Collected data:
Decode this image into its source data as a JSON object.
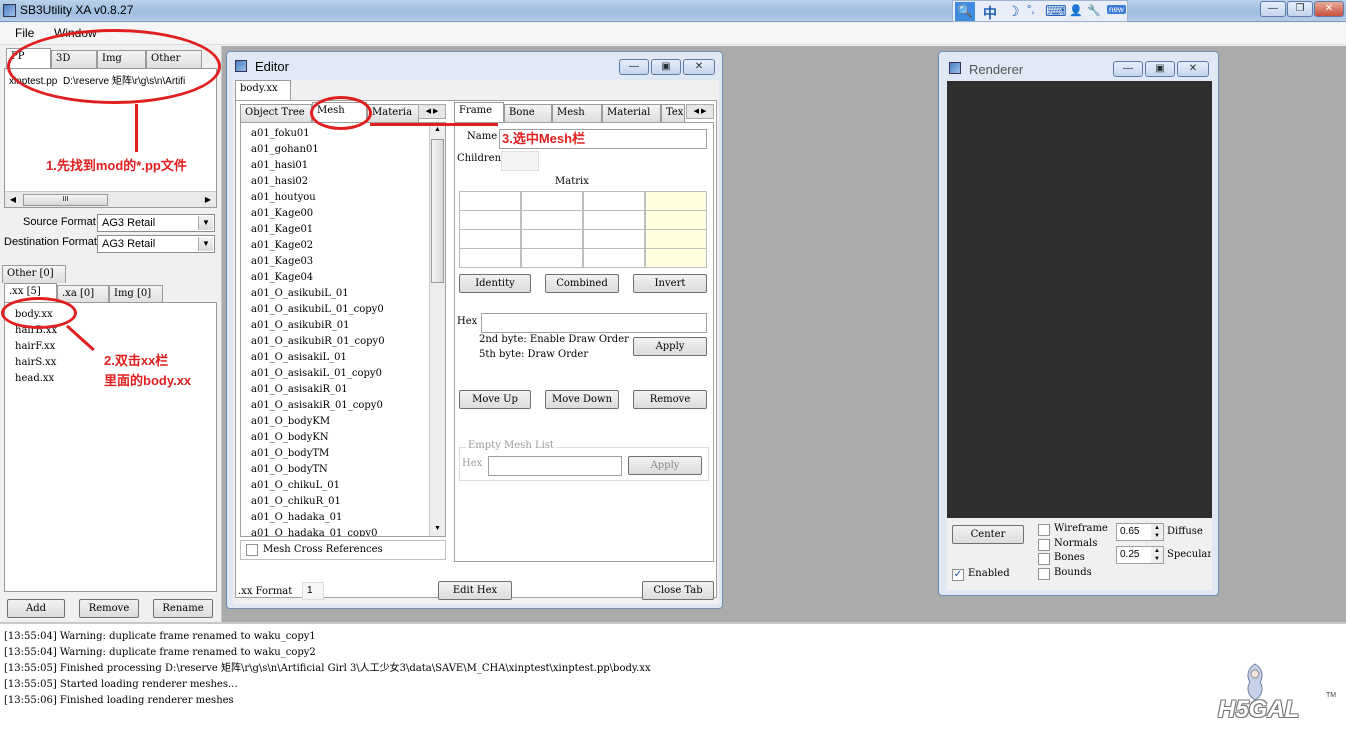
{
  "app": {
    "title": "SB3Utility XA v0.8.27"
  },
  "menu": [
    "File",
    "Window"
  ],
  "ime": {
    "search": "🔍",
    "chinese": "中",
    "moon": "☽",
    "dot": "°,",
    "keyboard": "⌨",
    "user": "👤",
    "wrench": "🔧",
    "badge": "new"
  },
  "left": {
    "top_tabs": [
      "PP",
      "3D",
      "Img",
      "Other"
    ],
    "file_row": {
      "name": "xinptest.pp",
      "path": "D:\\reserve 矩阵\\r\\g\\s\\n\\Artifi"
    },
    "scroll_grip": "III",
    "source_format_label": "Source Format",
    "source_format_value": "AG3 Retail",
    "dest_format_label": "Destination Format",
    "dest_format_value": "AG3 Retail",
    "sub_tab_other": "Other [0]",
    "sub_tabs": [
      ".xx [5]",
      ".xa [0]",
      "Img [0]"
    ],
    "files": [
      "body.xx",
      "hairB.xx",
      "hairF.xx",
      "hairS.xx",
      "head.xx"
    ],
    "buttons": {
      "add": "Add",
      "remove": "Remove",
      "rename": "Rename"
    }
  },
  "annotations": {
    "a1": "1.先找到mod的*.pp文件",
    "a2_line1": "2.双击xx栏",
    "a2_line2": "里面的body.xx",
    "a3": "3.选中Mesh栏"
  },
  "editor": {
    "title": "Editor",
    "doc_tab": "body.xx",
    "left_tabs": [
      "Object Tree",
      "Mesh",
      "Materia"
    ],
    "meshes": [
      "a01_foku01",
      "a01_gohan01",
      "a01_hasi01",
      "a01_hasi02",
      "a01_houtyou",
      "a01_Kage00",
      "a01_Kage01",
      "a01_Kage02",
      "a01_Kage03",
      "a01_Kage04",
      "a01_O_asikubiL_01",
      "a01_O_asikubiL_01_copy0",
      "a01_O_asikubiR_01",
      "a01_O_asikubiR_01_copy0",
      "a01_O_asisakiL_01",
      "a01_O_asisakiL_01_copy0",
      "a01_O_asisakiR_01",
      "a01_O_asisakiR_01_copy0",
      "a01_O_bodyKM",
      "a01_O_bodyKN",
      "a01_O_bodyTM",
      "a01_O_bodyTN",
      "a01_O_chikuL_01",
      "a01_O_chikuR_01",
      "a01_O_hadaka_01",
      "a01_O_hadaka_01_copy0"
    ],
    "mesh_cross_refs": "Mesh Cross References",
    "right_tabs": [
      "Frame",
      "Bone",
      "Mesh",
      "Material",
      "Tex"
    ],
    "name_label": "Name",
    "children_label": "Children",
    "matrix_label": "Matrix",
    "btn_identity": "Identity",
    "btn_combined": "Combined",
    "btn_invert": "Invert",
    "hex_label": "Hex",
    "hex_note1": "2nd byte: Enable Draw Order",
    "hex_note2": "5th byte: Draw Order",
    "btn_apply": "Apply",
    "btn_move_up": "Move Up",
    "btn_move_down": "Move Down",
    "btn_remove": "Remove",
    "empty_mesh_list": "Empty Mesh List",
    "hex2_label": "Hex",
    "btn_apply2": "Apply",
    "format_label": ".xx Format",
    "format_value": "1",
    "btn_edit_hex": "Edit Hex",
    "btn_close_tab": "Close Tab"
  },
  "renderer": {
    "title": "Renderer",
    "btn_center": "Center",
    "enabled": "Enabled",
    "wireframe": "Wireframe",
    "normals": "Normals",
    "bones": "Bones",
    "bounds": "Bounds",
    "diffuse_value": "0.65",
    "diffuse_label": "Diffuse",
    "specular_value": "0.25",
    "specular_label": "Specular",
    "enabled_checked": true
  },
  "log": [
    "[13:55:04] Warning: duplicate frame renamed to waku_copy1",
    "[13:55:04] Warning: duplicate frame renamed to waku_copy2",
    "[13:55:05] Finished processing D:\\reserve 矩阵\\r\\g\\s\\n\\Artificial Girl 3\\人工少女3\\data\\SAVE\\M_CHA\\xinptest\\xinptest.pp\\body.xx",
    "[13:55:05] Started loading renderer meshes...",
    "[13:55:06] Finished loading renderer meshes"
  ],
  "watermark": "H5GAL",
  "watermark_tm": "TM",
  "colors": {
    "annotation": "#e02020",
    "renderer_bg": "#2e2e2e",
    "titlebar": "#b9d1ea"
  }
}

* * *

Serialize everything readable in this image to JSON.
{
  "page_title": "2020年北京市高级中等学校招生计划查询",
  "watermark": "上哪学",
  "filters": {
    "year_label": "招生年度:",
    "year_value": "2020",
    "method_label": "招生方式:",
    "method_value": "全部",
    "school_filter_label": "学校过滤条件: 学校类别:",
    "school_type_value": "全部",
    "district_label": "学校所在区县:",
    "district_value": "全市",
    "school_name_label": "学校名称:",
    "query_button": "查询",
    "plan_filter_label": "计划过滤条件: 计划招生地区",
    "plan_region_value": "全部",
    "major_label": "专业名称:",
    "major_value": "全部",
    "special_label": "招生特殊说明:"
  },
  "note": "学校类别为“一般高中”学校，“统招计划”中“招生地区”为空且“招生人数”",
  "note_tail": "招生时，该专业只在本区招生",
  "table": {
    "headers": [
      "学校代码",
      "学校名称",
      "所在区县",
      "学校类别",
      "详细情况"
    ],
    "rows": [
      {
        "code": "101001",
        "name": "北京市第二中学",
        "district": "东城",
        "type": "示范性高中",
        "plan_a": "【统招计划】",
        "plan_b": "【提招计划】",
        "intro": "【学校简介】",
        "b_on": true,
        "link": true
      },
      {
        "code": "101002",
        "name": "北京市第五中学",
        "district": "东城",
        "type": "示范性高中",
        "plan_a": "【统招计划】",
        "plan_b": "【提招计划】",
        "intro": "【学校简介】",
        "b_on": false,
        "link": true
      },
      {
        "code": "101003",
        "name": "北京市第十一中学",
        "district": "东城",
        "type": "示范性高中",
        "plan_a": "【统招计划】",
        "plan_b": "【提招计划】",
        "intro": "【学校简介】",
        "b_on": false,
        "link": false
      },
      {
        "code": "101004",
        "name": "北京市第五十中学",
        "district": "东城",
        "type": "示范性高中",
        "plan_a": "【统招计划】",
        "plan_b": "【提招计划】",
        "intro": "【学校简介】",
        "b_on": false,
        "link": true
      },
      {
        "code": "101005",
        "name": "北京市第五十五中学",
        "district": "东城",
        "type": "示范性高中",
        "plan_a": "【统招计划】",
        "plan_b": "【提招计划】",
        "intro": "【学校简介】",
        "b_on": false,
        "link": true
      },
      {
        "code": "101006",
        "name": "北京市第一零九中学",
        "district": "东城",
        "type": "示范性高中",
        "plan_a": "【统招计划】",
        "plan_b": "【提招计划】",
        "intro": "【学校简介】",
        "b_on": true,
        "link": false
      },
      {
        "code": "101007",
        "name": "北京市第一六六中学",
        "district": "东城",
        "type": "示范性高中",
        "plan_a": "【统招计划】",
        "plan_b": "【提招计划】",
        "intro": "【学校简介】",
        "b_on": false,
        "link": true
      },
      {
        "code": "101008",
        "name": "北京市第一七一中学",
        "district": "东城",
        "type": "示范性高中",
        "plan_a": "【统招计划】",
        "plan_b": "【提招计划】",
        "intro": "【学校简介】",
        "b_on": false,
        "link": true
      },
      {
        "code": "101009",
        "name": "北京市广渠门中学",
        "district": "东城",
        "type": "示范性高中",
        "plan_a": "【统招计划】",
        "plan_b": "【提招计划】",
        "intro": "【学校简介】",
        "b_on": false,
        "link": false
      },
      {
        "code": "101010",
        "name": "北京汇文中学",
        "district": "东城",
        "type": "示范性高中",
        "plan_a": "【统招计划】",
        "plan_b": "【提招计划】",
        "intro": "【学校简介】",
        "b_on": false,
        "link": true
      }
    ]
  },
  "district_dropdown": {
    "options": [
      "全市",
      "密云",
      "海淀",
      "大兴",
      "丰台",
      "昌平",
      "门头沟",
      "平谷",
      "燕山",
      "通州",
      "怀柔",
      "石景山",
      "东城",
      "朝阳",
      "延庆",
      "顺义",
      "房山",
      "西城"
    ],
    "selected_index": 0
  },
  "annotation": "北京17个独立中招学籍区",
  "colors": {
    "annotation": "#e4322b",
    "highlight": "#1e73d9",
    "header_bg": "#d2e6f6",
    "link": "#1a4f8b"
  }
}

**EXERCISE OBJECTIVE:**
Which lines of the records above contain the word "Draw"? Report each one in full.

**EXPECTED OUTPUT:**
    "hex_note1": "2nd byte: Enable Draw Order",
    "hex_note2": "5th byte: Draw Order",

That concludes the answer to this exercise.